            The most powerful scene was the doctor telling Barry the test results showed him and David were related.  Barry was flabbergasted.   His eyes shot out of their sockets while his mouth dropped.  He didn’t know what to do. He didn’t know where to turn. He was clearly not expecting this answer.  While watching this scene I wondered if this was his same reaction when his mother told him he was a baby of science.

 

It was interesting to watch Barry and David’s relationship grow. At their first meeting they certainly didn’t look like brothers or act like them.  Even Barry said that he didn’t like David at first. But after they discovered their common bond they grew closer to one another.

 

They looked more comfortable around each other when they were talking.  They even had things in common like both being actors at one point.  The search for their father only strengthened their bond. Together they attended talk shows and meetings in order to inform others about their search for other DI babies. Like brothers, they depended on one another for guidance and reassurance.
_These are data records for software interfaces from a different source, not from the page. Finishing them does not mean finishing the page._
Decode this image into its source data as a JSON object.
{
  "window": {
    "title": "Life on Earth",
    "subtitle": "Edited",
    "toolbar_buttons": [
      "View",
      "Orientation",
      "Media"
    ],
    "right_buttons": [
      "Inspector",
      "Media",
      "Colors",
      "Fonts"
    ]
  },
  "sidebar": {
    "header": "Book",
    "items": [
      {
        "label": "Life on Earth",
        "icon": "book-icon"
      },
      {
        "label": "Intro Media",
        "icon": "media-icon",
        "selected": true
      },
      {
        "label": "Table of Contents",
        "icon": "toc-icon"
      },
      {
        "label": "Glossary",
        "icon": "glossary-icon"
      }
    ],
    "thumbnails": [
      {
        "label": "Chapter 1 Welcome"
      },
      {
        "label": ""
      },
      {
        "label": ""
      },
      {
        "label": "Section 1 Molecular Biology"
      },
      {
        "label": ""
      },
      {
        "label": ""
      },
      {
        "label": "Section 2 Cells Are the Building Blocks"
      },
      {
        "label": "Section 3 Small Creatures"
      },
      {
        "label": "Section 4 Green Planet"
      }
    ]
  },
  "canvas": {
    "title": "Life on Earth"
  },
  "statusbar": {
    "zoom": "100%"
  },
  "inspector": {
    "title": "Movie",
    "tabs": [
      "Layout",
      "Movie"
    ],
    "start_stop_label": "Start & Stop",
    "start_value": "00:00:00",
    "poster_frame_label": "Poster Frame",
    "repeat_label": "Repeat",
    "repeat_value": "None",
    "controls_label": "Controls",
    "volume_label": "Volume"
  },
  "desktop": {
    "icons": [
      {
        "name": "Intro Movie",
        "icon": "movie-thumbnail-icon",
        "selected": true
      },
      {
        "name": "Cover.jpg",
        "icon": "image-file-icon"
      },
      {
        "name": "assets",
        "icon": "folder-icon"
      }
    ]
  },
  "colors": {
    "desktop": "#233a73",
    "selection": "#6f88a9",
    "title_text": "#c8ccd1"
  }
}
This was stark contrast to their first meeting.  As their relationship grew they seem to act and look more alike.

 

Barry’s quest to find his father quickly turned into family reunion.  Through David he adopted a whole new family of cousins, nieces and nephews.   This was a part of the legacy left behind by the unknown donor. 

 

During their search the music fit the film perfectly.  The staccato-type playing on the piano built tension each time Barry came to talk with someone who was involved in the artificial insemination.  The music portrayed Stevens nervousness and excitement each time he knocked on a door or entered a room.  It built suspense for what was to come.

           

            The DI babies whom they interviewed during their search added another dimension to the film.  It showed that Barry and David’s  story didn’t represent the same story as other DI babies.   Some were ashamed of their past and did not want to know the identity of their biological father. These DI babies had different ways of dealing with their past.

 

The first DI baby was Wendy Barton.  Mary Barton’s daughter.  Mary Barton was Wiesner’s colleague and lover.  Wendy did not want to know anything about the DNA tests and she refused to give Barry a DNA sample. In class Barry said she did not want to know she was not Wiesner’s daughter.  Unlike David and Barry she was complacent to live in mystery.

 

Next was Sally. She was another baby of science.  She wanted to remain anonymous.  She hid her face.  Clearly her past as a DI baby was painful. She seemed ashamed and alone.   Although she gave Stevens a DNA sample Sally did not think she would find a relative.  She was wrong.

 

Jonathan was Wiesner’s son.  Although he gave  Barry a DNA sample it did not match. However, it did match the sample given by Sally.  Sally found out that Wiesner was her father and that Jonathan was her brother.  Another family had been reunited.

 

Barry’s research not only extended his family but it also extended others.

 

Ribonovich, 93 was Wiesner’s only colleague Barry found who was still alive.  He represented the odds that were truly stacked against Barry.  Ribonovich didn’t know much of anything.  He was not a donor and he didn’t have any solid leads.  His only advice to Barry was to give up his search.

 

Ribonovich’s character was amusing.   He gave pronounced gestures with his hands and face.  Barry noticed this and used it effectively in tape editing.  Editing a series of Ribonovich’s “I don’t know” gestures with his head shaking and hands flailing was both amusing and funny.  Barry used these gestures to taunt the reality of the situationn; finding his father would be close to impossible.  He had a strong desire to keep searching.

 

The ending of the film presented both sides of Barry’s story.  A separate series of DNA tests showed that he had a daughter. For the first time the audience saw Barry as both a father discovering he had a child and a child who was still searching for his father. Barry was the man he was trying to find.  He was a biological father.  His search had come from circle.

 

The ending was perfect.

http://brionrobinson.tripod.com